=== Data shown ===
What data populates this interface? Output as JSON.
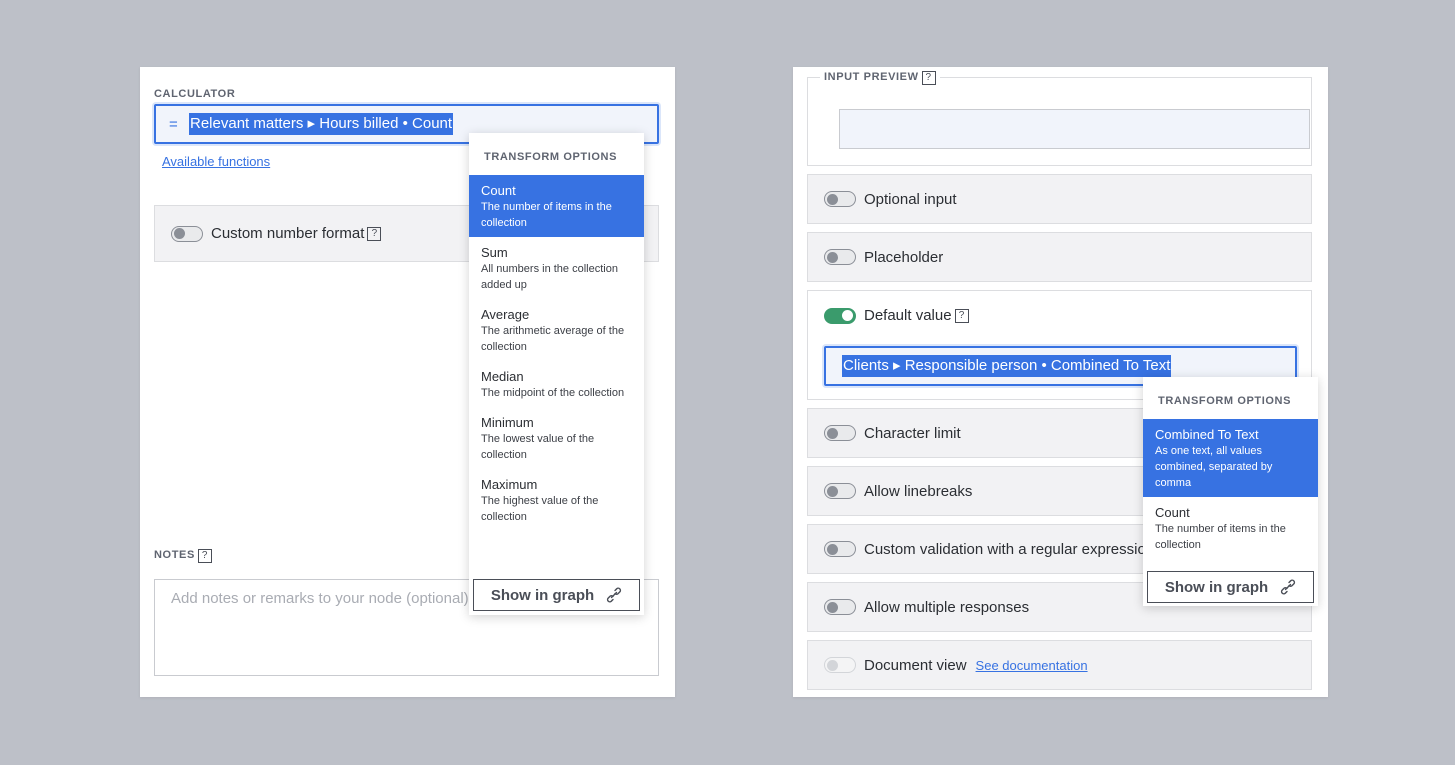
{
  "calculator": {
    "label": "CALCULATOR",
    "eq_sign": "=",
    "formula": "Relevant matters ▸ Hours billed • Count",
    "available_functions": "Available functions",
    "custom_number_format": "Custom number format",
    "help": "?"
  },
  "notes": {
    "label": "NOTES",
    "placeholder": "Add notes or remarks to your node (optional)",
    "help": "?"
  },
  "transform_left": {
    "header": "TRANSFORM OPTIONS",
    "items": [
      {
        "title": "Count",
        "desc": "The number of items in the collection"
      },
      {
        "title": "Sum",
        "desc": "All numbers in the collection added up"
      },
      {
        "title": "Average",
        "desc": "The arithmetic average of the collection"
      },
      {
        "title": "Median",
        "desc": "The midpoint of the collection"
      },
      {
        "title": "Minimum",
        "desc": "The lowest value of the collection"
      },
      {
        "title": "Maximum",
        "desc": "The highest value of the collection"
      }
    ],
    "selected": "Count",
    "show_in_graph": "Show in graph"
  },
  "input_preview": {
    "label": "INPUT PREVIEW",
    "help": "?"
  },
  "options": {
    "optional_input": "Optional input",
    "placeholder": "Placeholder",
    "default_value": "Default value",
    "default_value_help": "?",
    "default_value_formula": "Clients ▸ Responsible person • Combined To Text",
    "character_limit": "Character limit",
    "allow_linebreaks": "Allow linebreaks",
    "custom_validation": "Custom validation with a regular expression",
    "allow_multiple": "Allow multiple responses",
    "document_view": "Document view",
    "see_documentation": "See documentation"
  },
  "toggle_states": {
    "custom_number_format": "off",
    "optional_input": "off",
    "placeholder": "off",
    "default_value": "on",
    "character_limit": "off",
    "allow_linebreaks": "off",
    "custom_validation": "off",
    "allow_multiple": "off",
    "document_view": "disabled"
  },
  "transform_right": {
    "header": "TRANSFORM OPTIONS",
    "items": [
      {
        "title": "Combined To Text",
        "desc": "As one text, all values combined, separated by comma"
      },
      {
        "title": "Count",
        "desc": "The number of items in the collection"
      }
    ],
    "selected": "Combined To Text",
    "show_in_graph": "Show in graph"
  },
  "colors": {
    "background": "#bdc0c8",
    "accent": "#3772e2",
    "toggle_on": "#3a9b6c"
  }
}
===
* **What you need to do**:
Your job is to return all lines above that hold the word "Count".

* **Output below**:
    "formula": "Relevant matters ▸ Hours billed • Count",
        "title": "Count",
    "selected": "Count",
        "title": "Count",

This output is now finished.